Good morning. The First Lady and I have just returned, exhausted but exhilarated, from our trip to Africa. I know that many of you traveled along with us day by day through television and the Internet, but I wish every American could have seen up close the renewed hope and restored pride that is evident in the six countries we visited. We saw parents building futures where their children will be free from want, free from injustice, free from disease, and free to go as far as their God-given talents will allow.
This morning, I want to report on the progress we're making in our country to free children from two of the greatest health and safety dangers they face: the cruel and deadly lure of smoking and the lethal combination of drinking and driving.
Three years ago, appalled by how many children were becoming addicted to cigarettes every year, the Vice President and I committed this administration to stopping the sale and marketing of cigarettes to children. Today, thanks to these efforts and the persistence of State attorneys general, the public health community, and leaders in Congress, we have the best opportunity ever to pass comprehensive antismoking legislation that will save millions of our children from a premature, painful, and very preventable death.
This week, in an historic and resounding 19 to 1 vote, a key Senate committee gave its stamp of approval to comprehensive legislation sponsored by Senator John McCain, a Republican, and Senator Fritz Hollings, a Democrat, that would cut youth smoking by half over the next decade. This bill represents a dramatic step forward. It would raise the price of cigarettes, give the FDA full authority to regulate tobacco products, ban advertising aimed at children, and protect tobacco farmers.
We still have work to do on this legislation. Above all, we need to put in place tough penalties that will cost the tobacco industry if it continues to sell cigarettes to young people. Just this week the Centers for Disease Control released a disturbing report that found that more than a third of teenagers in the United States now smoke, even though it's illegal.
It is time to hold tobacco companies accountable.

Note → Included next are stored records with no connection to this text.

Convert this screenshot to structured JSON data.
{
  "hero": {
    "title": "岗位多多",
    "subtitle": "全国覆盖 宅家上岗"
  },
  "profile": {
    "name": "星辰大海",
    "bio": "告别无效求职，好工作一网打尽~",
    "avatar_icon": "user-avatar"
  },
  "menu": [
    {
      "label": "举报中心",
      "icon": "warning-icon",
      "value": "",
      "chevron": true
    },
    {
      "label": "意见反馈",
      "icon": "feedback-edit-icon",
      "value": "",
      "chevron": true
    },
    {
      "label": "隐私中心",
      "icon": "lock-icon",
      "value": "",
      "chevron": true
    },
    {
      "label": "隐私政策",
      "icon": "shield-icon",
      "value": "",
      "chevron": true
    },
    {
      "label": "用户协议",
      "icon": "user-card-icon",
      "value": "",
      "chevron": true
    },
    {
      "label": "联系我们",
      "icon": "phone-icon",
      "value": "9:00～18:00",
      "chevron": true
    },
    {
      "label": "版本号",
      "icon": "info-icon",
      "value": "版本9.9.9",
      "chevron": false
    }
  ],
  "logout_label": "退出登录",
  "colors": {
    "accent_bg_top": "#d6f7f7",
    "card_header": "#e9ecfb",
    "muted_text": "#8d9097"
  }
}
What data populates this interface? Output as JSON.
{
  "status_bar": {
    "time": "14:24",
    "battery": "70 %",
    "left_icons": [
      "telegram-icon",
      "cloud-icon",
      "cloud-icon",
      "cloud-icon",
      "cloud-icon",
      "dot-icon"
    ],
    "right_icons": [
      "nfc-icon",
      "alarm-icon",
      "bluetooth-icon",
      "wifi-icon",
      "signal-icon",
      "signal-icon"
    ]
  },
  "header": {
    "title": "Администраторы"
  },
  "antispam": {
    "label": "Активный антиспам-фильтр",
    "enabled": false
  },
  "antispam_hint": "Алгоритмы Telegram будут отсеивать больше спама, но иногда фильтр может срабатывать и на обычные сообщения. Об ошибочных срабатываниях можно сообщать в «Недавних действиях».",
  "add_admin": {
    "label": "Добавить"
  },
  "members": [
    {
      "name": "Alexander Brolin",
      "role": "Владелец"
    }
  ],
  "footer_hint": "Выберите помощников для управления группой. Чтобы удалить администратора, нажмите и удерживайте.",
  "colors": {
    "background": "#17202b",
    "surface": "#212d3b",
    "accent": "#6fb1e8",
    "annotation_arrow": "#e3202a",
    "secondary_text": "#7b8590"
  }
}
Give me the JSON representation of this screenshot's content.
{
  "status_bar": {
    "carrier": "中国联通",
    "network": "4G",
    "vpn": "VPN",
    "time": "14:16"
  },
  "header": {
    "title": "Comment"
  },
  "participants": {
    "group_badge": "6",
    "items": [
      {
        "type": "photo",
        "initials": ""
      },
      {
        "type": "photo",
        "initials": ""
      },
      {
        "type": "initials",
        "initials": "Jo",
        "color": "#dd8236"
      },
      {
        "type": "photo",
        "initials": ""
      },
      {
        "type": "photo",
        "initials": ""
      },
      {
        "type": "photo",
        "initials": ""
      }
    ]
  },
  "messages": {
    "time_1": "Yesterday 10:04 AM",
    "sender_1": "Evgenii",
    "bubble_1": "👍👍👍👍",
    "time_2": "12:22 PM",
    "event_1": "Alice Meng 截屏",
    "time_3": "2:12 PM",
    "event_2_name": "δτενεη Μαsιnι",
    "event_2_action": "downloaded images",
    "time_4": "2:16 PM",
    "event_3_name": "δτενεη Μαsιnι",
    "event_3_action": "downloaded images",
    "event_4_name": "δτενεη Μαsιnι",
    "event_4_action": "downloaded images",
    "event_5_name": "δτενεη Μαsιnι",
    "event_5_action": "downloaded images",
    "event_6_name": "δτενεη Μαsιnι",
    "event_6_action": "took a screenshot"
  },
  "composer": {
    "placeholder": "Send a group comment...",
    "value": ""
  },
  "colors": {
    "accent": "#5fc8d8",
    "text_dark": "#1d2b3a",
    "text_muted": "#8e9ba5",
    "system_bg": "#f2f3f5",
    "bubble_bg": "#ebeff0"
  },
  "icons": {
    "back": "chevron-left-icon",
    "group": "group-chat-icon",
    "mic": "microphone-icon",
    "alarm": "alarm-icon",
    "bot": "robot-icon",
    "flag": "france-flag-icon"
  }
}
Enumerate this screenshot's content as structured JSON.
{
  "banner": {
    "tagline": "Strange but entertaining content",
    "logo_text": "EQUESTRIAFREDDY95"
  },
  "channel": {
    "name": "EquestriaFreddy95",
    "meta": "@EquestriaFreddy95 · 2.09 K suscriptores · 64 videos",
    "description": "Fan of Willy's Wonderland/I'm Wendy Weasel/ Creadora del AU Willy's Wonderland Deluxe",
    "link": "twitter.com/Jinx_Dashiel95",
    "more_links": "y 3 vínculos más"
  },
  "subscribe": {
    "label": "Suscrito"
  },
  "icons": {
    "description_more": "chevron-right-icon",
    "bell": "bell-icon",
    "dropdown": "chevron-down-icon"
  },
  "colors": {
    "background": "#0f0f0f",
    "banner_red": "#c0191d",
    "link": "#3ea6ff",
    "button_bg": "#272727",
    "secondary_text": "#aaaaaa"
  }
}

Reducing youth smoking must be everybody's bottom line. Let's remember, this is not about politics or money or seeking revenge against the tobacco industry for past practices. We're not trying to put the tobacco companies out of business. We want to put them out of the business of selling cigarettes to kids. This week's progress in the Senate shows we have real momentum in both parties to do just that.
Unfortunately, this week the Congress also took a step backward on efforts to cut down on drunk driving, a horror that has shaken nearly every American community. Republican leaders in the House blocked a full vote on an important measure to encourage States to adopt a stricter definition of drunk driving that has already passed the United States Senate. I urge the House leadership to reconsider its unwise action. A stricter definition of drunk driving will not prevent adults from drinking responsibly, but it will save thousands of lives.
There are fewer than 75 days remaining on Congress's legislative calendar. But as we saw this week in the Senate, when we set aside partisan differences and keep our eyes on the prize of dramatically improving our children's health, we can make remarkable progress in record time. There are still many issues to be worked out and many long nights ahead. But we have within our grasp one of the most important public health victories our Nation has ever achieved.
Finally, let me just pause a moment to observe the 30th anniversary of the death of one of America's greatest heroes, Dr. Martin Luther King. His dream, deeply rooted in the American dream, is a dream for all Americans. It's a dream, as I recently saw, shared by millions and millions of people around the world. Let us here at home always strive to heed Dr. King's words and live up to his legacy.
Thanks for listening.